BEGIN

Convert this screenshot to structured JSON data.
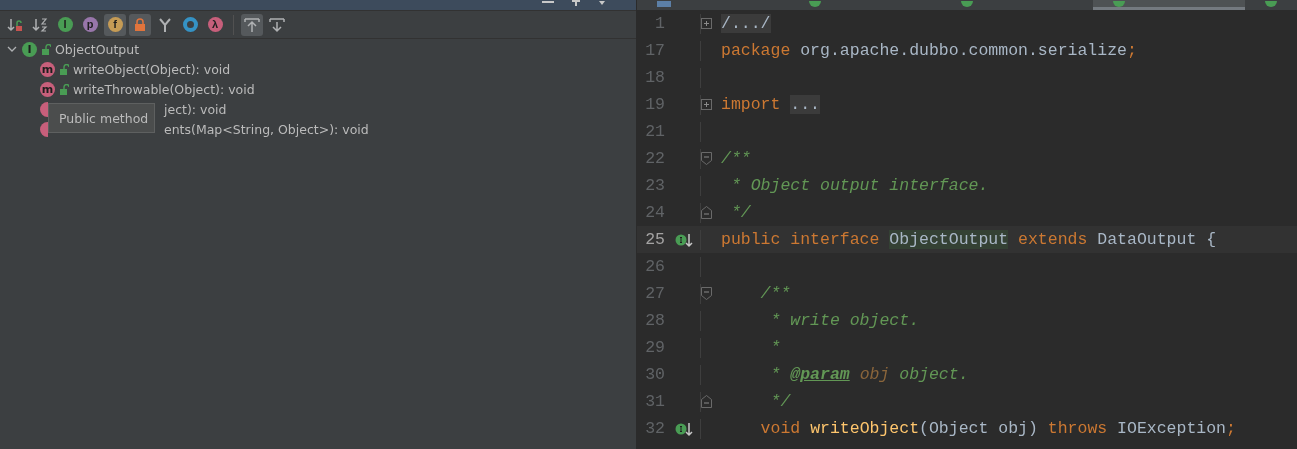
{
  "structure": {
    "toolbar": [
      {
        "kind": "sort-visibility",
        "selected": false
      },
      {
        "kind": "sort-alpha",
        "selected": false
      },
      {
        "kind": "inherited",
        "glyph": "I",
        "color": "#499c54",
        "selected": false
      },
      {
        "kind": "circle",
        "glyph": "p",
        "color": "#9876aa",
        "selected": false
      },
      {
        "kind": "circle",
        "glyph": "f",
        "color": "#c59b55",
        "selected": true
      },
      {
        "kind": "lock",
        "selected": true
      },
      {
        "kind": "fork",
        "selected": false
      },
      {
        "kind": "ring",
        "color": "#3592c4",
        "selected": false
      },
      {
        "kind": "circle",
        "glyph": "λ",
        "color": "#c75f7b",
        "selected": false
      },
      {
        "kind": "separator"
      },
      {
        "kind": "scroll-to",
        "selected": true
      },
      {
        "kind": "scroll-from",
        "selected": false
      }
    ],
    "tree": {
      "glyph": "I",
      "color": "#499c54",
      "label": "ObjectOutput",
      "expanded": true,
      "children": [
        {
          "glyph": "m",
          "color": "#c75f7b",
          "label": "writeObject(Object): void",
          "covered": false
        },
        {
          "glyph": "m",
          "color": "#c75f7b",
          "label": "writeThrowable(Object): void",
          "covered": false
        },
        {
          "color": "#c75f7b",
          "label": "ject): void",
          "covered": true
        },
        {
          "color": "#c75f7b",
          "label": "ents(Map<String, Object>): void",
          "covered": true
        }
      ]
    },
    "tooltip": "Public method"
  },
  "editor": {
    "tabs": [
      {
        "kind": "md",
        "selected": false
      },
      {
        "kind": "java",
        "selected": false
      },
      {
        "kind": "java",
        "selected": false
      },
      {
        "kind": "java",
        "selected": true
      },
      {
        "kind": "java",
        "selected": false
      }
    ],
    "lines": [
      {
        "num": "1",
        "fold": {
          "kind": "plus"
        },
        "tokens": [
          {
            "kind": "folded",
            "text": "/.../"
          }
        ]
      },
      {
        "num": "17",
        "tokens": [
          {
            "kind": "kw",
            "text": "package "
          },
          {
            "kind": "plain",
            "text": "org.apache.dubbo.common.serialize"
          },
          {
            "kind": "kw",
            "text": ";"
          }
        ]
      },
      {
        "num": "18"
      },
      {
        "num": "19",
        "fold": {
          "kind": "plus"
        },
        "tokens": [
          {
            "kind": "kw",
            "text": "import "
          },
          {
            "kind": "folded",
            "text": "..."
          }
        ]
      },
      {
        "num": "21"
      },
      {
        "num": "22",
        "fold": {
          "kind": "start"
        },
        "tokens": [
          {
            "kind": "comment",
            "text": "/**"
          }
        ]
      },
      {
        "num": "23",
        "tokens": [
          {
            "kind": "comment",
            "text": " * Object output interface."
          }
        ]
      },
      {
        "num": "24",
        "fold": {
          "kind": "end"
        },
        "tokens": [
          {
            "kind": "comment",
            "text": " */"
          }
        ]
      },
      {
        "num": "25",
        "marker": {
          "kind": "implemented"
        },
        "current": true,
        "tokens": [
          {
            "kind": "kw",
            "text": "public interface "
          },
          {
            "kind": "highlight",
            "text": "ObjectOutput"
          },
          {
            "kind": "kw",
            "text": " extends "
          },
          {
            "kind": "plain",
            "text": "DataOutput {"
          }
        ]
      },
      {
        "num": "26"
      },
      {
        "num": "27",
        "fold": {
          "kind": "start"
        },
        "tokens": [
          {
            "kind": "comment",
            "text": "    /**"
          }
        ]
      },
      {
        "num": "28",
        "tokens": [
          {
            "kind": "comment",
            "text": "     * write object."
          }
        ]
      },
      {
        "num": "29",
        "tokens": [
          {
            "kind": "comment",
            "text": "     *"
          }
        ]
      },
      {
        "num": "30",
        "tokens": [
          {
            "kind": "comment",
            "text": "     * "
          },
          {
            "kind": "tag",
            "text": "@param"
          },
          {
            "kind": "param",
            "text": " obj"
          },
          {
            "kind": "comment",
            "text": " object."
          }
        ]
      },
      {
        "num": "31",
        "fold": {
          "kind": "end"
        },
        "tokens": [
          {
            "kind": "comment",
            "text": "     */"
          }
        ]
      },
      {
        "num": "32",
        "marker": {
          "kind": "implemented"
        },
        "tokens": [
          {
            "kind": "kw",
            "text": "    void "
          },
          {
            "kind": "fn",
            "text": "writeObject"
          },
          {
            "kind": "plain",
            "text": "(Object obj) "
          },
          {
            "kind": "kw",
            "text": "throws "
          },
          {
            "kind": "plain",
            "text": "IOException"
          },
          {
            "kind": "kw",
            "text": ";"
          }
        ]
      }
    ]
  }
}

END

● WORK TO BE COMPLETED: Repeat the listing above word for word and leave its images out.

● SOLVED PROBLEM:
Convert this screenshot to structured JSON data.
{
  "structure": {
    "toolbar": [
      {
        "kind": "sort-visibility",
        "selected": false
      },
      {
        "kind": "sort-alpha",
        "selected": false
      },
      {
        "kind": "inherited",
        "glyph": "I",
        "color": "#499c54",
        "selected": false
      },
      {
        "kind": "circle",
        "glyph": "p",
        "color": "#9876aa",
        "selected": false
      },
      {
        "kind": "circle",
        "glyph": "f",
        "color": "#c59b55",
        "selected": true
      },
      {
        "kind": "lock",
        "selected": true
      },
      {
        "kind": "fork",
        "selected": false
      },
      {
        "kind": "ring",
        "color": "#3592c4",
        "selected": false
      },
      {
        "kind": "circle",
        "glyph": "λ",
        "color": "#c75f7b",
        "selected": false
      },
      {
        "kind": "separator"
      },
      {
        "kind": "scroll-to",
        "selected": true
      },
      {
        "kind": "scroll-from",
        "selected": false
      }
    ],
    "tree": {
      "glyph": "I",
      "color": "#499c54",
      "label": "ObjectOutput",
      "expanded": true,
      "children": [
        {
          "glyph": "m",
          "color": "#c75f7b",
          "label": "writeObject(Object): void",
          "covered": false
        },
        {
          "glyph": "m",
          "color": "#c75f7b",
          "label": "writeThrowable(Object): void",
          "covered": false
        },
        {
          "color": "#c75f7b",
          "label": "ject): void",
          "covered": true
        },
        {
          "color": "#c75f7b",
          "label": "ents(Map<String, Object>): void",
          "covered": true
        }
      ]
    },
    "tooltip": "Public method"
  },
  "editor": {
    "tabs": [
      {
        "kind": "md",
        "selected": false
      },
      {
        "kind": "java",
        "selected": false
      },
      {
        "kind": "java",
        "selected": false
      },
      {
        "kind": "java",
        "selected": true
      },
      {
        "kind": "java",
        "selected": false
      }
    ],
    "lines": [
      {
        "num": "1",
        "fold": {
          "kind": "plus"
        },
        "tokens": [
          {
            "kind": "folded",
            "text": "/.../"
          }
        ]
      },
      {
        "num": "17",
        "tokens": [
          {
            "kind": "kw",
            "text": "package "
          },
          {
            "kind": "plain",
            "text": "org.apache.dubbo.common.serialize"
          },
          {
            "kind": "kw",
            "text": ";"
          }
        ]
      },
      {
        "num": "18"
      },
      {
        "num": "19",
        "fold": {
          "kind": "plus"
        },
        "tokens": [
          {
            "kind": "kw",
            "text": "import "
          },
          {
            "kind": "folded",
            "text": "..."
          }
        ]
      },
      {
        "num": "21"
      },
      {
        "num": "22",
        "fold": {
          "kind": "start"
        },
        "tokens": [
          {
            "kind": "comment",
            "text": "/**"
          }
        ]
      },
      {
        "num": "23",
        "tokens": [
          {
            "kind": "comment",
            "text": " * Object output interface."
          }
        ]
      },
      {
        "num": "24",
        "fold": {
          "kind": "end"
        },
        "tokens": [
          {
            "kind": "comment",
            "text": " */"
          }
        ]
      },
      {
        "num": "25",
        "marker": {
          "kind": "implemented"
        },
        "current": true,
        "tokens": [
          {
            "kind": "kw",
            "text": "public interface "
          },
          {
            "kind": "highlight",
            "text": "ObjectOutput"
          },
          {
            "kind": "kw",
            "text": " extends "
          },
          {
            "kind": "plain",
            "text": "DataOutput {"
          }
        ]
      },
      {
        "num": "26"
      },
      {
        "num": "27",
        "fold": {
          "kind": "start"
        },
        "tokens": [
          {
            "kind": "comment",
            "text": "    /**"
          }
        ]
      },
      {
        "num": "28",
        "tokens": [
          {
            "kind": "comment",
            "text": "     * write object."
          }
        ]
      },
      {
        "num": "29",
        "tokens": [
          {
            "kind": "comment",
            "text": "     *"
          }
        ]
      },
      {
        "num": "30",
        "tokens": [
          {
            "kind": "comment",
            "text": "     * "
          },
          {
            "kind": "tag",
            "text": "@param"
          },
          {
            "kind": "param",
            "text": " obj"
          },
          {
            "kind": "comment",
            "text": " object."
          }
        ]
      },
      {
        "num": "31",
        "fold": {
          "kind": "end"
        },
        "tokens": [
          {
            "kind": "comment",
            "text": "     */"
          }
        ]
      },
      {
        "num": "32",
        "marker": {
          "kind": "implemented"
        },
        "tokens": [
          {
            "kind": "kw",
            "text": "    void "
          },
          {
            "kind": "fn",
            "text": "writeObject"
          },
          {
            "kind": "plain",
            "text": "(Object obj) "
          },
          {
            "kind": "kw",
            "text": "throws "
          },
          {
            "kind": "plain",
            "text": "IOException"
          },
          {
            "kind": "kw",
            "text": ";"
          }
        ]
      }
    ]
  }
}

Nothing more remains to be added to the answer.